St. Paul’s epistles are contemporaneous with his missionary activity, whereas the Gospels were not written at the time that Christ was preaching, or even right after the Resurrection, because there was no need to write a Gospel right after the Resurrection. No one imagined that they needed to do that, because they had the apostles. They had eyewitnesses. There was no need for a written Gospels. They had the oral teaching, the oral apostolic tradition was considered superior to any kind of writing. So because there were plenty of apostles alive, and because there were eyewitnesses already in existence, and also because they believe that the Lord was going to return very, very soon, it never occurred to them to sit down and write the Gospels until a little bit of time had passed. They figured the Lord would come back; and there were plenty of eyewitnesses, so why put these things to writing? But as the apostles started to die and it appeared that the Lord was not going to come back as quickly as they thought, (because He never said He would come back very soon—they just assumed that), some people started writing down the Gospels. It’s very difficult for us to understand how something that is an oral tradition is more acceptable, more believable, considered superior to something that is in writing, because we are more likely to believe something if we see it in writing, especially in a book. But in in antiquity people were less likely to believe something in writing because all books were hand copied. Anyone could write a book and attach someone’s name to it, or they could copy a known, existing book and then change the contents. So you could never be confident about a writing. You couldn’t have confidence that what you were reading was a true, genuine copy of the original document, or that it was accurate. That’s why the oral tradition was considered superior and more trustworthy: because when you learned something orally, you knew who taught you and you based your trust and confidence on that person.

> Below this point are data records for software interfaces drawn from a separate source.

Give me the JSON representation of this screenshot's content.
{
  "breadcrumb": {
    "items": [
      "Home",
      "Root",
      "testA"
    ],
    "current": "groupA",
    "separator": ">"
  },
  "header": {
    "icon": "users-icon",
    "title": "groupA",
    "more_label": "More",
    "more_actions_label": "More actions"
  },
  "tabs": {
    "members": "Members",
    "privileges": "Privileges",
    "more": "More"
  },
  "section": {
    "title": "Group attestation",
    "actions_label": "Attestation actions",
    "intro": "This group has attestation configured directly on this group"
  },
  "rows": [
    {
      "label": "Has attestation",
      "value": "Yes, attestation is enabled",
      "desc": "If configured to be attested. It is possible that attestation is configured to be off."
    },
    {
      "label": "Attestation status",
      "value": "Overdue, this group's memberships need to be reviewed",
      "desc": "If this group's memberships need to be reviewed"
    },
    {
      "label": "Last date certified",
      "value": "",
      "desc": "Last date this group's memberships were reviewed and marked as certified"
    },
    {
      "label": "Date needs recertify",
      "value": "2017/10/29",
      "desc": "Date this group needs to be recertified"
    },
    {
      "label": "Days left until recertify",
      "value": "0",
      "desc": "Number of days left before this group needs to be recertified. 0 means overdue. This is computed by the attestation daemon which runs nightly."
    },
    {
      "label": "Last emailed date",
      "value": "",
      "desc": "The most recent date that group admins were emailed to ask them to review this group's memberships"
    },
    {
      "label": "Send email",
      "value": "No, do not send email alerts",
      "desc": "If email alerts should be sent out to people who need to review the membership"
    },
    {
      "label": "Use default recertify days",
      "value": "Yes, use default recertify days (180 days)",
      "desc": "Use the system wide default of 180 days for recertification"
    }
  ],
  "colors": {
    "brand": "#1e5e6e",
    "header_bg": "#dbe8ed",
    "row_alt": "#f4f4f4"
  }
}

Somebody like St. John, for example, teaches Polycarp, who later became the bishop of Smyrna. And then he teaches Irenaeus, so Irenaeus becomes the bishop of Lyon way towards the end of the second century. He says, “My teacher was Polycarp, and Polycarp’s teacher was John, and John’s teacher was the Lord.” So isn’t that interesting? He knows exactly who his teachers were and therefore he has confidence in the authority of the message and the truthfulness of the message. Now, for example, you can see this in the book of Revelation, which curses anyone who tampers with its contents. This was a real problem in antiquity, and this kind of curse or a warning, not to tamper with the contents of a book by adding or removing anything, was also found in other books in antiquity. So the oral tradition was more important than the written tradition, and it just so happens that what we have in 1 Corinthians 15 was the oral tradition that was being passed around at that time about the Resurrection of Christ.